"It is in pardoning, that we are pardoned" - The Prayer of St. Francis
An Experience of the Gift of God's Boundless Mercy
"Those who approach the Sacrament of Penance obtain pardon from God's mercy for the offense committed against him, and are, at the same time, reconciled with the Church which they have wounded by their sins and which by charity, by example, and by prayer labors for their conversion."
The Sacrament of Penance, also commonly referred to as Reconciliation or Confession, is an experience of the gift of God's boundless mercy.
Not only does it (the Sacrament of Penance) free us from our sins, but it also challenges us to have the same kind of compassion and forgiveness for those who sin against us. We are liberated to be forgivers. We obtain new insight into the words of the Prayer of St. Francis: "It is in pardoning that we are pardoned."
Jesus entrusted the ministry of reconciliation to the Church. The Sacrament of Penance is God's gift to us so that any sin committed after Baptism can be forgiven. In confession, we have the opportunity to repent and recover the grace of friendship with God. It is a holy moment in which we place ourselves in his presence and honestly acknowledge our sins, especially mortal sins. With absolution, we are reconciled to God and the Church. The Sacrament helps us stay close to the truth that we cannot live without God. "In him, we live and move and have our being" (Acts 17:28).

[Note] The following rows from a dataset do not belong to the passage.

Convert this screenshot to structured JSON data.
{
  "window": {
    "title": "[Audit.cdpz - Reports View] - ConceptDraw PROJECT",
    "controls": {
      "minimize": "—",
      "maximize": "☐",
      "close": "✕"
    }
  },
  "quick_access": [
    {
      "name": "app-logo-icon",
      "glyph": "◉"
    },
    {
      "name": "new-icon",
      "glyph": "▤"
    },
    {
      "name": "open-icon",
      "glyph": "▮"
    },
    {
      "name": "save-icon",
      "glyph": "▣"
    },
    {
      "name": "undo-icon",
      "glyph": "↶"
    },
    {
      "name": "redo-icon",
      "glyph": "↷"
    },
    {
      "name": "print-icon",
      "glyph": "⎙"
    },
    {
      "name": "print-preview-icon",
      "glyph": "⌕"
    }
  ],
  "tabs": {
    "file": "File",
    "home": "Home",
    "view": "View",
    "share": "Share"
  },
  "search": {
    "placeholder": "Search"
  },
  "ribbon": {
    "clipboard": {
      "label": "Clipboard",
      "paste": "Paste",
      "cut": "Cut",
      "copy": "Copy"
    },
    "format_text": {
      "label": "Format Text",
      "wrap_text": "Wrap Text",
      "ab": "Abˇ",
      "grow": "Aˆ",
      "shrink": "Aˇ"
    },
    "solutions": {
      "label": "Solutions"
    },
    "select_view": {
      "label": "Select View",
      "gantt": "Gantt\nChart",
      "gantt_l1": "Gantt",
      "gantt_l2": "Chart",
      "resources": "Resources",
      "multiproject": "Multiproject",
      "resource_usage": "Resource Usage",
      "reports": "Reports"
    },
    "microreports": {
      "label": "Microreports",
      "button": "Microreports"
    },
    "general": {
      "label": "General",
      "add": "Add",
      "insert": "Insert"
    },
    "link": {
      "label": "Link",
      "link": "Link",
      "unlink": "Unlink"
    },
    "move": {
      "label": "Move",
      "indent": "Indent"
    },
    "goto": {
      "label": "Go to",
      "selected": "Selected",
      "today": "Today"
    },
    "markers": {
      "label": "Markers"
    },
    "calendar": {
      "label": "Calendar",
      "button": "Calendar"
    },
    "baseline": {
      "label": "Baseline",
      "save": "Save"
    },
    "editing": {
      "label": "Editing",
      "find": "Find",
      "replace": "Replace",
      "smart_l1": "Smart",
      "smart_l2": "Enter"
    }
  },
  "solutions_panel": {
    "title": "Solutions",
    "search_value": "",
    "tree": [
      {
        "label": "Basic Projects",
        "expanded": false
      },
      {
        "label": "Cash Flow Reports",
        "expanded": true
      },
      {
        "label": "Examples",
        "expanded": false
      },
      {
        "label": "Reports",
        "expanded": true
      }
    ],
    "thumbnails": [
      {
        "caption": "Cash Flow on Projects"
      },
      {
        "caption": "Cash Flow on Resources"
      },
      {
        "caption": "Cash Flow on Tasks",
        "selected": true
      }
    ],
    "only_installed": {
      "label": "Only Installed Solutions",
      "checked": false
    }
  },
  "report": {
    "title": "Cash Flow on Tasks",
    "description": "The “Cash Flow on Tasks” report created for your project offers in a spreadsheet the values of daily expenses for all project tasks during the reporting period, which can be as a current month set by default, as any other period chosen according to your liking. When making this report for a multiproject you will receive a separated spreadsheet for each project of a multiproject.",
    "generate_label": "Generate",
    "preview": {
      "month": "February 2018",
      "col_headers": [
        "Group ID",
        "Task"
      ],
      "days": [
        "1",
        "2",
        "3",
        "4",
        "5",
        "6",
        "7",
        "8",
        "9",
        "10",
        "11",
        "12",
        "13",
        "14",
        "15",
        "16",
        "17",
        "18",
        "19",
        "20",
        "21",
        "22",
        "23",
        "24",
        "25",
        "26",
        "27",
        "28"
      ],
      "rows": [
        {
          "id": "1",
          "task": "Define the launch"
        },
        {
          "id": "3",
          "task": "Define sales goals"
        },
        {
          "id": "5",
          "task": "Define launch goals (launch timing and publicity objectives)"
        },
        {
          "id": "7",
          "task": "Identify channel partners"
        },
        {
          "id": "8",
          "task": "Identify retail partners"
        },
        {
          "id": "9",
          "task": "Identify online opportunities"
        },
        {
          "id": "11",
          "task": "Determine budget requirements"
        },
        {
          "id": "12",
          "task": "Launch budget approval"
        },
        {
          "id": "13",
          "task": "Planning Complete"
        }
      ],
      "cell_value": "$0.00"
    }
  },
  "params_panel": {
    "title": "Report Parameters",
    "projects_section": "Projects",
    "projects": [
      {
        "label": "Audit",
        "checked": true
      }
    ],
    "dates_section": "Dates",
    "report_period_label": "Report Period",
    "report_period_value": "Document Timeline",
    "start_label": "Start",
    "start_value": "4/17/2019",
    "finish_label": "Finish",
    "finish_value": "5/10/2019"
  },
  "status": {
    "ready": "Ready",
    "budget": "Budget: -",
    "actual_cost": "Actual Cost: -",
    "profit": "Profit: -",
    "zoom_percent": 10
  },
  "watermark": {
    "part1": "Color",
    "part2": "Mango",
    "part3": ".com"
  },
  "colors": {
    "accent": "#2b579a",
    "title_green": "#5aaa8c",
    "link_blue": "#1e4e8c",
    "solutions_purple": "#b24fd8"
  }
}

To learn more about the Sacrament of Penance, visit the US Conference of Catholic Bishop’s website. There, you can also download the e-version of the United States Catholic Catechism for Adults.
Reconciliation at St. Joseph and St. Aloysius:
Confessions are available every Sunday at 8:20 a.m. and also 30 minutes before all weekday masses.
As an aid to you, the US Conference of Catholic Bishops have collected and developed several "Examinations of Conscience" to assist the laity in reflecting prayerfully on one's thoughts, words, and deeds in order to identify any sins.
There are various types of examinations of conscience but regardless of which one you use to prepare yourself for the Sacrament. The USCCB provides several options, all of then rooted in scripture particularly, the Ten Commandments and Beatitudes.